  • Clinical history and physical examination: as mentioned above, dogs with this pathology present with clinical signs mainly associated with sustained hypoglycaemia.
  • Blood tests (complete blood count and biochemistry): the most indicative parameter of canine insulinoma is the detection of fasting blood glucose (values below 60 mg/dl), which is due to excessive insulin production by tumour cells. However, a single measurement is not sufficient to confirm hypoglycaemia. It is necessary to plot the measurements every hour, during an 8-hour fasting period.
  • Histopathological analysis: this is carried out once the tumour has been removed and allows the diagnosis to be confirmed. Microscopically, pancreatic cell neoplasms are made up of well-differentiated cells with few mitoses, but very easy to metastasise.

Treatment of insulinoma in dogs

If your dog is diagnosed with an insulinoma, it is normal to want to know if it is curable.
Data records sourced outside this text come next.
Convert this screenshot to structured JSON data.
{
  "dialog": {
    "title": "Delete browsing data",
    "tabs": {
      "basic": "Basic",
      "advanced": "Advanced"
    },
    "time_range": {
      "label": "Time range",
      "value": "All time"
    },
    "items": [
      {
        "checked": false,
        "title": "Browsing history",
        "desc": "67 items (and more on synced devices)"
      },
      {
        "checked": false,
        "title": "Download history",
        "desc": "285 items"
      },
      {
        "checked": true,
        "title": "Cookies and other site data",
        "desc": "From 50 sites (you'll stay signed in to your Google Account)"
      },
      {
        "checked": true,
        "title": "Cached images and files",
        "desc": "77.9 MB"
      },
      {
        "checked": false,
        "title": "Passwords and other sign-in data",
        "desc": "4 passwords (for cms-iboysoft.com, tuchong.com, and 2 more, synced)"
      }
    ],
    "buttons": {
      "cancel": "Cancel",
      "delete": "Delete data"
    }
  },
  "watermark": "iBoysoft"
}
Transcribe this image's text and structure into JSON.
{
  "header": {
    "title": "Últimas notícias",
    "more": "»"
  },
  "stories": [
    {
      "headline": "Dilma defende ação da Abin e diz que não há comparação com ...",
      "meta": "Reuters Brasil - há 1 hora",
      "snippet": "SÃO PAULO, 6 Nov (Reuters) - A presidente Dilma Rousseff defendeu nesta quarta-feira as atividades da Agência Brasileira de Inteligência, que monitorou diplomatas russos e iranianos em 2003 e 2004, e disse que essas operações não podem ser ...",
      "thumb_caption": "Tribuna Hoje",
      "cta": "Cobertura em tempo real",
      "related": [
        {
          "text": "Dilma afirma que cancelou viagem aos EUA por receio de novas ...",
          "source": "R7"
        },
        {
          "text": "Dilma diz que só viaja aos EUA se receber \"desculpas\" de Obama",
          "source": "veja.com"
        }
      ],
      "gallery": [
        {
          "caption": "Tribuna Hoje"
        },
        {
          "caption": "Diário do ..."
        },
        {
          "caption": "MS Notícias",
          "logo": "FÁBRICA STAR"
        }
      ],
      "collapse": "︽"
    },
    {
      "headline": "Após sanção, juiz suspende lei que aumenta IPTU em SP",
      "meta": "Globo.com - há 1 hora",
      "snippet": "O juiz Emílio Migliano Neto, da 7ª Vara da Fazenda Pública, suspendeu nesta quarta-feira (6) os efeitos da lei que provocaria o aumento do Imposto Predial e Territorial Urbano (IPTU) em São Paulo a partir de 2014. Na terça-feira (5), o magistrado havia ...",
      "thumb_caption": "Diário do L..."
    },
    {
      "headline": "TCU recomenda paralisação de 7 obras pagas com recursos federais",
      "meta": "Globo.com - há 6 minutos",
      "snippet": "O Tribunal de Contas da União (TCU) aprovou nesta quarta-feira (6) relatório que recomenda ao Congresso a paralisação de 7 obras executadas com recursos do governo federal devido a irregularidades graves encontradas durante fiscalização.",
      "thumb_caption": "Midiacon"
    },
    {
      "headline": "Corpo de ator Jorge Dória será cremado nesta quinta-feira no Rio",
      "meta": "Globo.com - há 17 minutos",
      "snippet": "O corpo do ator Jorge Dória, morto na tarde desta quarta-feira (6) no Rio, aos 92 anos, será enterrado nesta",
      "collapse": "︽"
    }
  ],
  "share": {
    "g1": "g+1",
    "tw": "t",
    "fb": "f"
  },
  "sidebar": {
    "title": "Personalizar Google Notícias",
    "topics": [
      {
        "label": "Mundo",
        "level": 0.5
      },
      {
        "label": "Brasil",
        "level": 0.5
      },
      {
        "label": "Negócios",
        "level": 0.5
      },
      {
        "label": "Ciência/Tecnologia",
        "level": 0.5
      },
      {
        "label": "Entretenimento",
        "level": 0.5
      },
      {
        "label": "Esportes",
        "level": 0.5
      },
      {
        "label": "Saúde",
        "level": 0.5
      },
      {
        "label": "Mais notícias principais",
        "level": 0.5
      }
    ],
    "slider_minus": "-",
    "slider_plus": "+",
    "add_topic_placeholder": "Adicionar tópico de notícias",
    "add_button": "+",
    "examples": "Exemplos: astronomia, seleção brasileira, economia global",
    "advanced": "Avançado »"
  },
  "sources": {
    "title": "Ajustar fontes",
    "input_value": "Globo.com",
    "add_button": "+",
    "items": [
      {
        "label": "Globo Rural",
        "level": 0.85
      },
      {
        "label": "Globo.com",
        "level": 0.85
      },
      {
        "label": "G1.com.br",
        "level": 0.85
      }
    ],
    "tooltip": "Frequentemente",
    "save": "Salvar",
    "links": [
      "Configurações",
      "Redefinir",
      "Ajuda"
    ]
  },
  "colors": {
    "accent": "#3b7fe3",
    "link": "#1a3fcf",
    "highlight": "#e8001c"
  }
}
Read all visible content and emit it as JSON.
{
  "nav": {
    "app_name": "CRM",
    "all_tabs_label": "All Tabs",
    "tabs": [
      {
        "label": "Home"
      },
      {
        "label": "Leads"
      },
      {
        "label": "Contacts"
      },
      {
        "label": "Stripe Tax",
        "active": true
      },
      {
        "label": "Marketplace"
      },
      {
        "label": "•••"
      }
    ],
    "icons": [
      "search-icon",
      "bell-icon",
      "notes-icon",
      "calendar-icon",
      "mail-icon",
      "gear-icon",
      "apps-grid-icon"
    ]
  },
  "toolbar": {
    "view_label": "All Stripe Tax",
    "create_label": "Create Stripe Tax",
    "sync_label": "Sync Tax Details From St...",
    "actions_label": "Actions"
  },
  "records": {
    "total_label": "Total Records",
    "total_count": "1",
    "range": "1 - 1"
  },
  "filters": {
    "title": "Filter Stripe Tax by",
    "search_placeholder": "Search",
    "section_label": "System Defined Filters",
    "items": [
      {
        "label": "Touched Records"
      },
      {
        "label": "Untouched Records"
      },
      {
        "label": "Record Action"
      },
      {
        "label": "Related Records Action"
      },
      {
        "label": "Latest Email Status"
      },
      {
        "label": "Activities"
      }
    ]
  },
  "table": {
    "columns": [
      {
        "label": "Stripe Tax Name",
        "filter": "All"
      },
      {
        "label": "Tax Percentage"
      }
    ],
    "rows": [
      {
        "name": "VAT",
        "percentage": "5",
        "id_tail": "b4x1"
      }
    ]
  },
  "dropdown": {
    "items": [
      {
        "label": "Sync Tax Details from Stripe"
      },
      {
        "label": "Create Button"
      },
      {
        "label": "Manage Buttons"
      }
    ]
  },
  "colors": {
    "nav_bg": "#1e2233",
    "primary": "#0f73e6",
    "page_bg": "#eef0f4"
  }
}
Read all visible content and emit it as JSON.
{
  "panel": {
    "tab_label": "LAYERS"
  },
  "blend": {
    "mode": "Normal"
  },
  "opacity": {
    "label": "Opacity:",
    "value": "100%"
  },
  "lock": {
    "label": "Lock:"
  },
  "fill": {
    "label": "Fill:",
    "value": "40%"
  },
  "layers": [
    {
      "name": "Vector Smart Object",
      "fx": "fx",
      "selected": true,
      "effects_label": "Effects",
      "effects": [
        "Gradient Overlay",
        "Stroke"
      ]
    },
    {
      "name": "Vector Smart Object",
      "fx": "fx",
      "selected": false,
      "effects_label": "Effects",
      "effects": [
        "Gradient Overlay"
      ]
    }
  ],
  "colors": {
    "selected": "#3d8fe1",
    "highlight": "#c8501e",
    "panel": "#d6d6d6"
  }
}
In some cases, surgery can completely remove it and leave the dog with a functioning pancreas. In other cases, metastasis and organ failure make the prognosis poor. There are two types of treatment for insulinoma in dogs.

Surgical treatment of canine insulinoma

The goal of surgery is to remove the pancreatic tumour, either partially or completely. The latter is always preferred. If the tumour has metastasised to tissues such as the mesentery, liver or lymph nodes, these cancerous tissues should also be removed.

Although surgery is the treatment of choice in all stable dogs, a number of postoperative complications may occur:

  • Pancreatitis: due to manipulation of the pancreas during surgery. Careful management of the pancreas during surgery, adequate fluid therapy before, during and after surgery and adequate postoperative nutrition should be provided to prevent the occurrence of pancreatitis.
    Diabetes mellitus: when the tumour is removed, the pancreas may not be able to synthesise enough insulin, as the remaining beta cells are atrophied. In these cases, exogenous insulin must be administered until the pancreas regains its functional capacity to produce insulin.
  • Sustained hypoglycaemia: occurs when there are metastases that continue to produce insulin. In these cases, additional medical treatment is required.

Veterinary treatment

Veterinary treatment will be necessary both in dogs in which surgery is not possible and in dogs in which part or all of the tumour is surgically removed. Medical treatment of insulinoma in dogs is usually one of two options:

  • Treatment of acute hypoglycaemic shock: this is an emergency situation in which animals go into convulsive shock or seizure. In these cases, guardians should be prepared and act quickly by rubbing a sugar solution (such as jam or honey) into the oral cavity. The buccal mucosa has the capacity to rapidly absorb the glucose contained in these foods, thus resolving the convulsive shock in about 30-120 seconds.
  • Treatment of chronic or sustained hypoglycaemia: the aim of this part of the treatment is to alleviate the symptoms of hypoglycaemia and prevent the occurrence of acute crises. Chemotherapy protocols for dogs should not be used as they all cause severe side effects. Medical treatment should only be aimed at increasing glucose absorption in the gut and decreasing insulin secretion.

Prognosis of insulinoma in dogs

Unfortunately, the prognosis of canine insulinoma varies greatly from case to case, as most of these tumours, when detected in dogs, are malignant.

The life expectancy of dogs with insulinoma depends on the treatment that is established:

  • In dogs receiving medical treatment only: life expectancy is 12 months.
  • In dogs undergoing surgical treatment: one third die from intra- or post-operative complications, another third live less than 6 months and the remaining third may have a life expectancy of 12 to 14 months.

Whether or not surgery is an option for your dog will depend on the severity and size of the tumour. If you suspect insulinoma in your dog, please contact us so that we can make a timely diagnosis for your four-legged companion.